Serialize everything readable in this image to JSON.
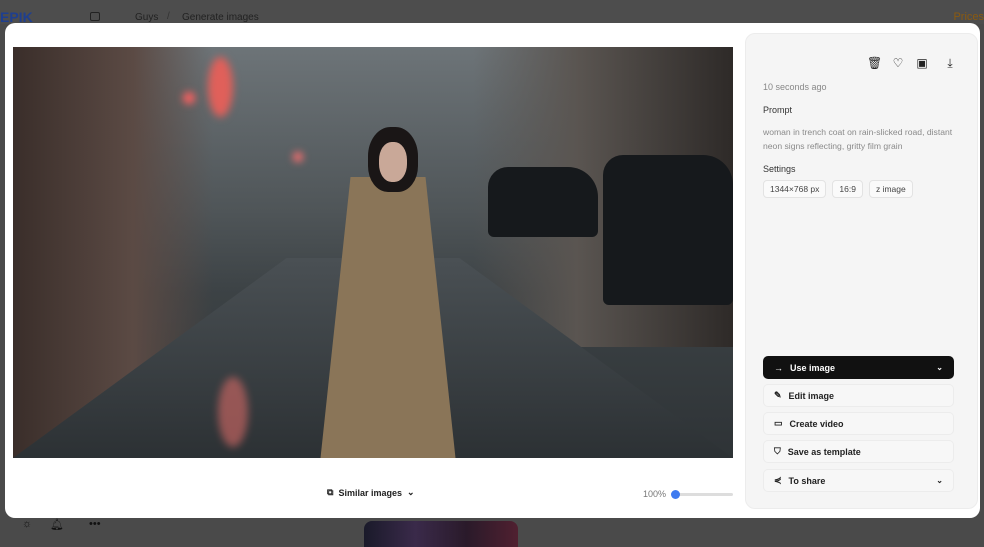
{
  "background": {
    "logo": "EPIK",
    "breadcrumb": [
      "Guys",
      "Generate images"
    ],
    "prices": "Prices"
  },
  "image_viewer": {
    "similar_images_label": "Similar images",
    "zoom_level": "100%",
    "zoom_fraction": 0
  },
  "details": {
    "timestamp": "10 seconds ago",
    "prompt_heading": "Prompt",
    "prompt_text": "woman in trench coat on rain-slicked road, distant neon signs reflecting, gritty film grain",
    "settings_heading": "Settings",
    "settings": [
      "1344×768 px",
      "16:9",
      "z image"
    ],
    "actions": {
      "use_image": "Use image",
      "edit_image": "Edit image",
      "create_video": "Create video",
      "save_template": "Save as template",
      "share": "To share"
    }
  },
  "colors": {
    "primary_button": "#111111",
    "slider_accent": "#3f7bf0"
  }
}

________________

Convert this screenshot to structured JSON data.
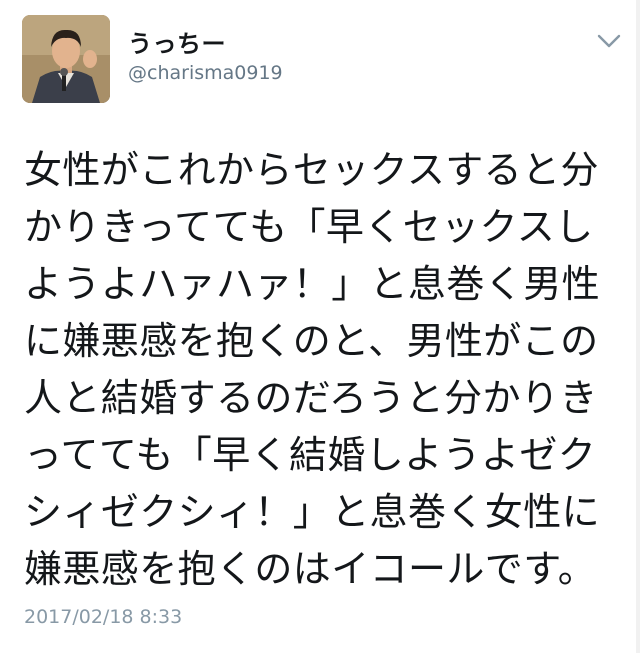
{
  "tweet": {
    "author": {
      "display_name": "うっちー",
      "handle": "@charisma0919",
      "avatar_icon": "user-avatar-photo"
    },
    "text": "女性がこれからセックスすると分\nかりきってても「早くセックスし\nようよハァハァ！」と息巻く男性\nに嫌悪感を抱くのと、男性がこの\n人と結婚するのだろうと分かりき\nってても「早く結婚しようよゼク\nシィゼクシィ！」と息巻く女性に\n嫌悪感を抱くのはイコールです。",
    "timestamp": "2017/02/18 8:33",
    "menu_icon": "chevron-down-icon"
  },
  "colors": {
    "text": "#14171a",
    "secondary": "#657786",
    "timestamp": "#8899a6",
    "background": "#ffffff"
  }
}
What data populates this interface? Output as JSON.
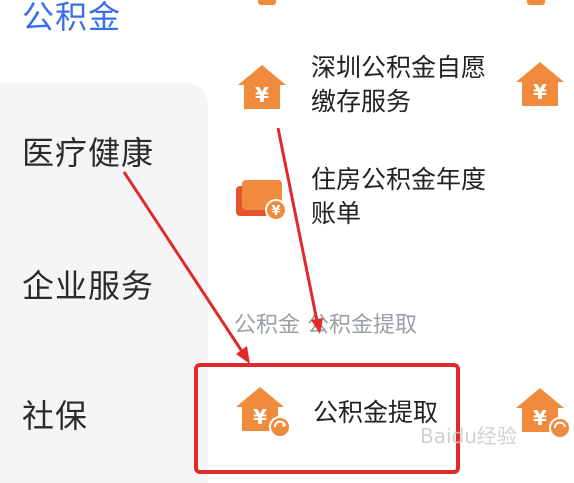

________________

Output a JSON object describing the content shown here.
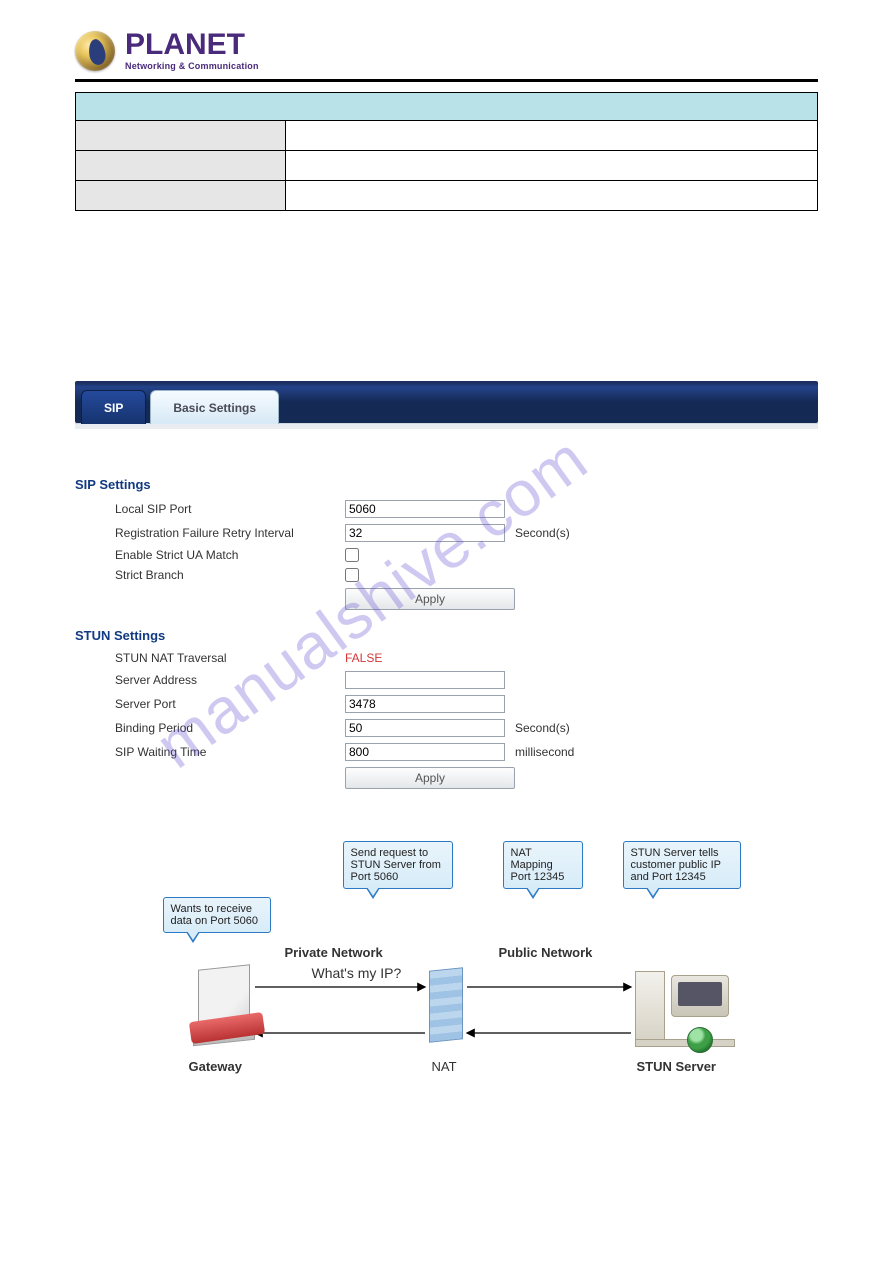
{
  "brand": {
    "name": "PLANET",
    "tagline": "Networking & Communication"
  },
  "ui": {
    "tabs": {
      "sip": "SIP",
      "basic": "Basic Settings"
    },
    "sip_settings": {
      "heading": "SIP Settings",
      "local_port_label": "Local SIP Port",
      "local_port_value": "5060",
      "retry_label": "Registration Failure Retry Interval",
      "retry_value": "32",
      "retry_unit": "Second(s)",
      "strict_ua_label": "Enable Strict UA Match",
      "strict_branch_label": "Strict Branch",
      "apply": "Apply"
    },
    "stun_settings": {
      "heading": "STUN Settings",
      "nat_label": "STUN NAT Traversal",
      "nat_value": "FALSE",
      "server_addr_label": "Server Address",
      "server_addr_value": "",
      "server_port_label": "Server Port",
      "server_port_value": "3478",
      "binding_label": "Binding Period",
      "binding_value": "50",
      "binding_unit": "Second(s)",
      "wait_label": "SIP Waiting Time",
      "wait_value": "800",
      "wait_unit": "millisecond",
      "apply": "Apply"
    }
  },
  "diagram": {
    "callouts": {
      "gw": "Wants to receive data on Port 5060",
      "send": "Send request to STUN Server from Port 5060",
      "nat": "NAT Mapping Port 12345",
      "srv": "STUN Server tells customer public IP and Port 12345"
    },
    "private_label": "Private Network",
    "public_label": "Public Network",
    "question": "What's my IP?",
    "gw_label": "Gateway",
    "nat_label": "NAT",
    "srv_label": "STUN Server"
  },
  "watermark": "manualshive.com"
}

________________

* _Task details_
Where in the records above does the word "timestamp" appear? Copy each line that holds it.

* _Result of the task_
    "timestamp": "10 seconds ago",
    "timestamp": "2017/02/18 8:33",
    "timestamp": "#8899a6",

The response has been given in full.